-- Data for this task follows --

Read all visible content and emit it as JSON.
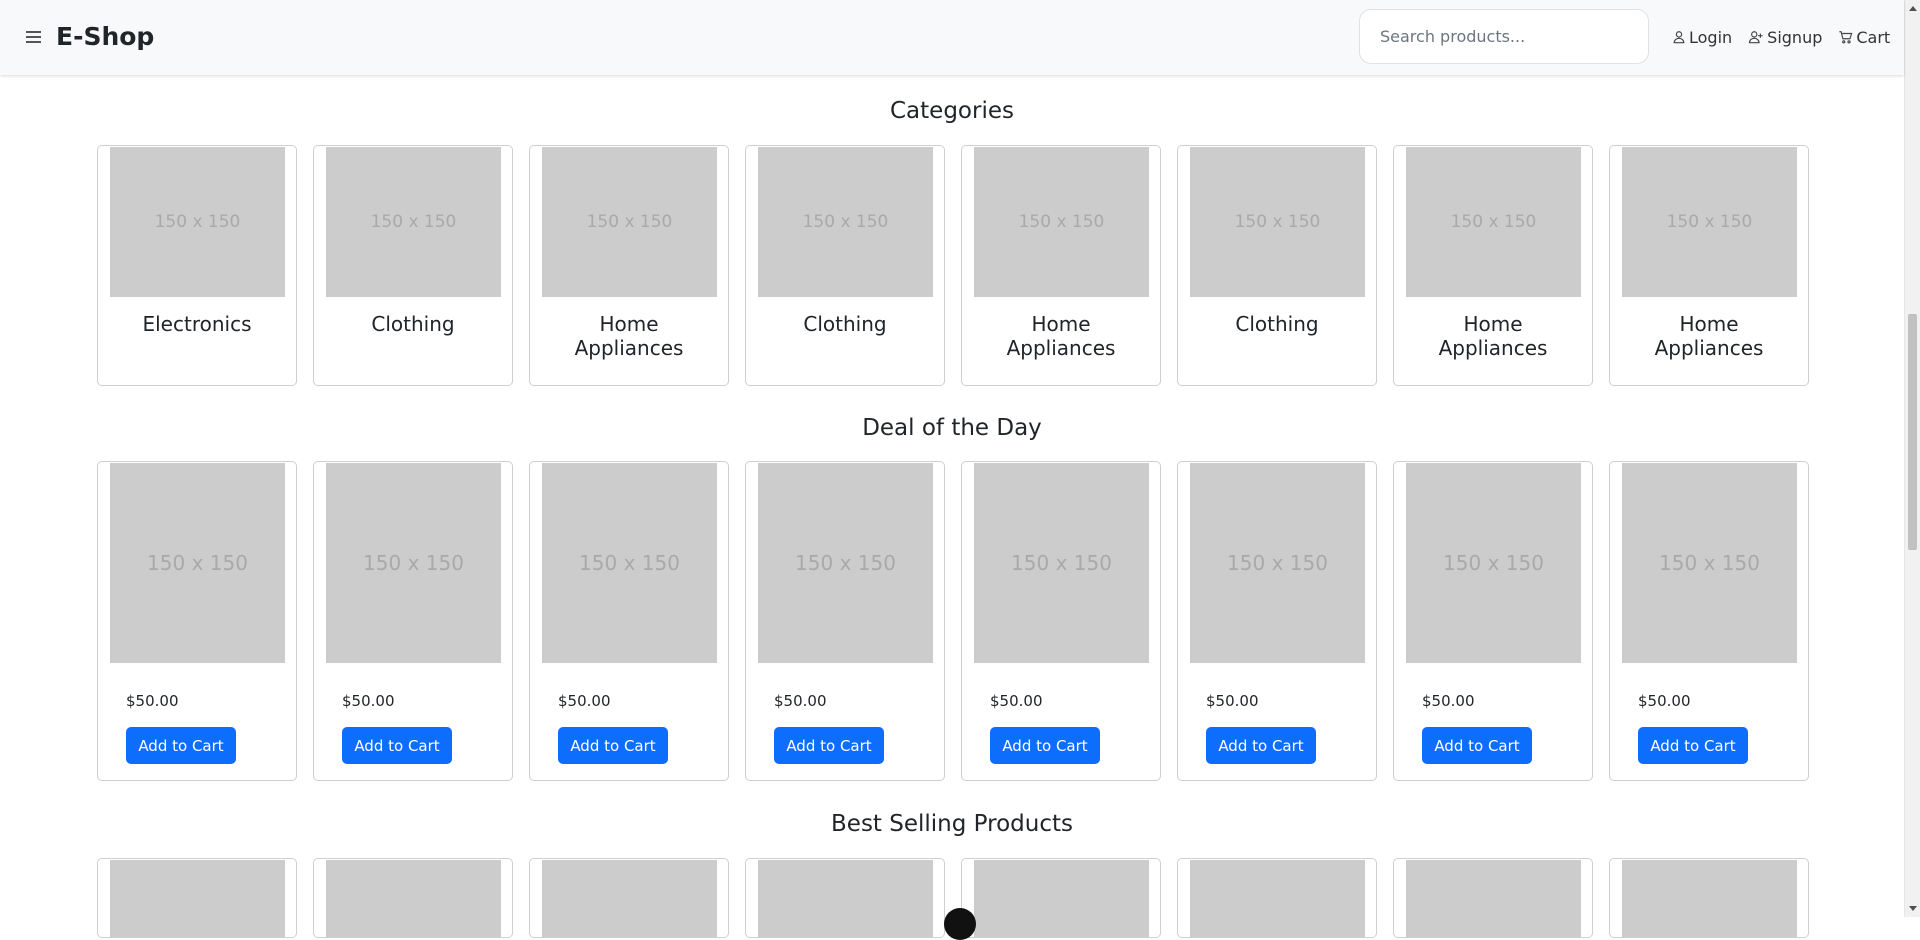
{
  "header": {
    "brand": "E-Shop",
    "search_placeholder": "Search products...",
    "links": [
      {
        "label": "Login",
        "icon": "person-icon"
      },
      {
        "label": "Signup",
        "icon": "person-add-icon"
      },
      {
        "label": "Cart",
        "icon": "cart-icon"
      }
    ]
  },
  "placeholder_text": "150 x 150",
  "categories": {
    "title": "Categories",
    "items": [
      "Electronics",
      "Clothing",
      "Home Appliances",
      "Clothing",
      "Home Appliances",
      "Clothing",
      "Home Appliances",
      "Home Appliances"
    ]
  },
  "deals": {
    "title": "Deal of the Day",
    "button_label": "Add to Cart",
    "items": [
      "$50.00",
      "$50.00",
      "$50.00",
      "$50.00",
      "$50.00",
      "$50.00",
      "$50.00",
      "$50.00"
    ]
  },
  "best_selling": {
    "title": "Best Selling Products",
    "count": 8
  },
  "colors": {
    "primary": "#0d6efd",
    "navbar_bg": "#f8f9fa",
    "placeholder_bg": "#cccccc",
    "placeholder_text": "#a9a9a9"
  }
}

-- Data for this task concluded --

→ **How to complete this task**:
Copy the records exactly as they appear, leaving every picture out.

→ **Task output**:
Read all visible content and emit it as JSON.
{
  "header": {
    "brand": "E-Shop",
    "search_placeholder": "Search products...",
    "links": [
      {
        "label": "Login",
        "icon": "person-icon"
      },
      {
        "label": "Signup",
        "icon": "person-add-icon"
      },
      {
        "label": "Cart",
        "icon": "cart-icon"
      }
    ]
  },
  "placeholder_text": "150 x 150",
  "categories": {
    "title": "Categories",
    "items": [
      "Electronics",
      "Clothing",
      "Home Appliances",
      "Clothing",
      "Home Appliances",
      "Clothing",
      "Home Appliances",
      "Home Appliances"
    ]
  },
  "deals": {
    "title": "Deal of the Day",
    "button_label": "Add to Cart",
    "items": [
      "$50.00",
      "$50.00",
      "$50.00",
      "$50.00",
      "$50.00",
      "$50.00",
      "$50.00",
      "$50.00"
    ]
  },
  "best_selling": {
    "title": "Best Selling Products",
    "count": 8
  },
  "colors": {
    "primary": "#0d6efd",
    "navbar_bg": "#f8f9fa",
    "placeholder_bg": "#cccccc",
    "placeholder_text": "#a9a9a9"
  }
}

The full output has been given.